UK semiconductor industry may never be self sufficient

James Williams, head of Telecoms, Media and Technology at NCC Group told Verdict that the timing is right for investment in semiconductors, “It’s also particularly important given the recent spending commitments the government laid out for the likes of quantum computing and AI in its budget, too. If the UK is to reach its potential as a science superpower, ensuring the supply and security of semiconductors – which underlie so many aspects of these technologies – is critical.”

Contradicting the critics, Williams argues that the UK’s semiconductor industry will never be wholly sovereign because completely onshoring chip production is likely to be economically unviable.

“We must therefore identify and build partnerships with allied nation states who can produce the volume, the quality, and with the required levels of trust to support the UK’s domestic markets, whilst promoting and enhancing areas where the UK can take a leading position such as R&D and the commercialisation of British intellectual property,” Williams said.

The strategy is about more than getting return for investment but about protecting UK infrastructure.

“The recent supply constraints have shown how vital the industry is to the functioning of the economy and the UK’s infrastructure.
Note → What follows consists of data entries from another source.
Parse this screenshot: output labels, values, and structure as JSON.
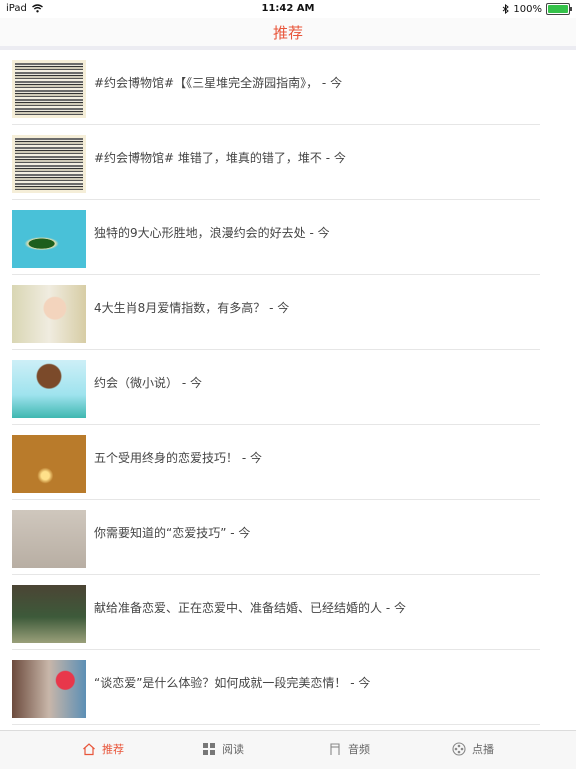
{
  "status_bar": {
    "carrier": "iPad",
    "time": "11:42 AM",
    "battery": "100%",
    "battery_level": 1.0
  },
  "nav": {
    "title": "推荐"
  },
  "articles": [
    {
      "title": "#约会博物馆#【《三星堆完全游园指南》， - 今",
      "thumb": "stripes-image"
    },
    {
      "title": "#约会博物馆# 堆错了，堆真的错了，堆不 - 今",
      "thumb": "stripes-image"
    },
    {
      "title": "独特的9大心形胜地，浪漫约会的好去处 - 今",
      "thumb": "island-image"
    },
    {
      "title": "4大生肖8月爱情指数，有多高？ - 今",
      "thumb": "girl-image"
    },
    {
      "title": "约会（微小说） - 今",
      "thumb": "cartoon-image"
    },
    {
      "title": "五个受用终身的恋爱技巧！ - 今",
      "thumb": "dark-image"
    },
    {
      "title": "你需要知道的“恋爱技巧” - 今",
      "thumb": "handwriting-image"
    },
    {
      "title": "献给准备恋爱、正在恋爱中、准备结婚、已经结婚的人 - 今",
      "thumb": "couple-image"
    },
    {
      "title": "“谈恋爱”是什么体验？如何成就一段完美恋情！ - 今",
      "thumb": "heart-image"
    }
  ],
  "tabs": [
    {
      "label": "推荐",
      "icon": "home-icon"
    },
    {
      "label": "阅读",
      "icon": "grid-icon"
    },
    {
      "label": "音频",
      "icon": "music-icon"
    },
    {
      "label": "点播",
      "icon": "film-reel-icon"
    }
  ],
  "colors": {
    "accent": "#e8553a"
  }
}
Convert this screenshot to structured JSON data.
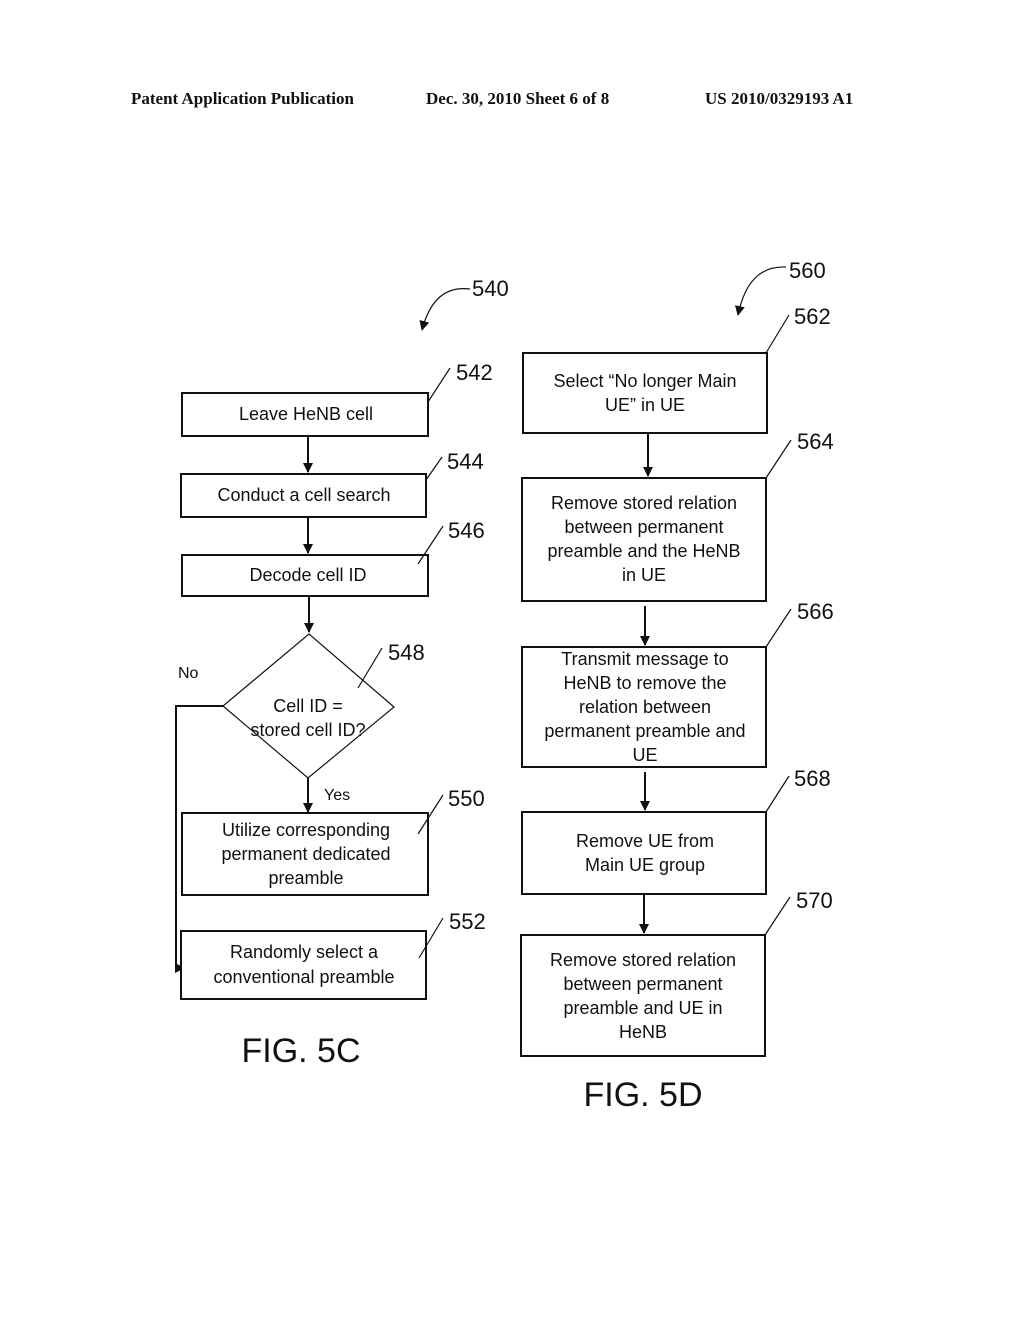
{
  "header": {
    "left": "Patent Application Publication",
    "middle": "Dec. 30, 2010   Sheet 6 of 8",
    "right": "US 2010/0329193 A1"
  },
  "fig5c": {
    "ref": "540",
    "caption": "FIG. 5C",
    "steps": [
      {
        "ref": "542",
        "lines": [
          "Leave HeNB cell"
        ]
      },
      {
        "ref": "544",
        "lines": [
          "Conduct a cell search"
        ]
      },
      {
        "ref": "546",
        "lines": [
          "Decode cell ID"
        ]
      },
      {
        "ref": "548",
        "lines": [
          "Cell ID =",
          "stored cell ID?"
        ]
      },
      {
        "ref": "550",
        "lines": [
          "Utilize corresponding",
          "permanent dedicated",
          "preamble"
        ]
      },
      {
        "ref": "552",
        "lines": [
          "Randomly select a",
          "conventional preamble"
        ]
      }
    ],
    "yes_label": "Yes",
    "no_label": "No"
  },
  "fig5d": {
    "ref": "560",
    "caption": "FIG. 5D",
    "steps": [
      {
        "ref": "562",
        "lines": [
          "Select “No longer Main",
          "UE” in UE"
        ]
      },
      {
        "ref": "564",
        "lines": [
          "Remove stored relation",
          "between permanent",
          "preamble and the HeNB",
          "in UE"
        ]
      },
      {
        "ref": "566",
        "lines": [
          "Transmit message to",
          "HeNB to remove the",
          "relation between",
          "permanent preamble and",
          "UE"
        ]
      },
      {
        "ref": "568",
        "lines": [
          "Remove UE from",
          "Main UE group"
        ]
      },
      {
        "ref": "570",
        "lines": [
          "Remove stored relation",
          "between permanent",
          "preamble and UE in",
          "HeNB"
        ]
      }
    ]
  }
}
We recently witnessed a devastating cyber-attack on a key semiconductor supplier that significantly constrained global supply,” he explained.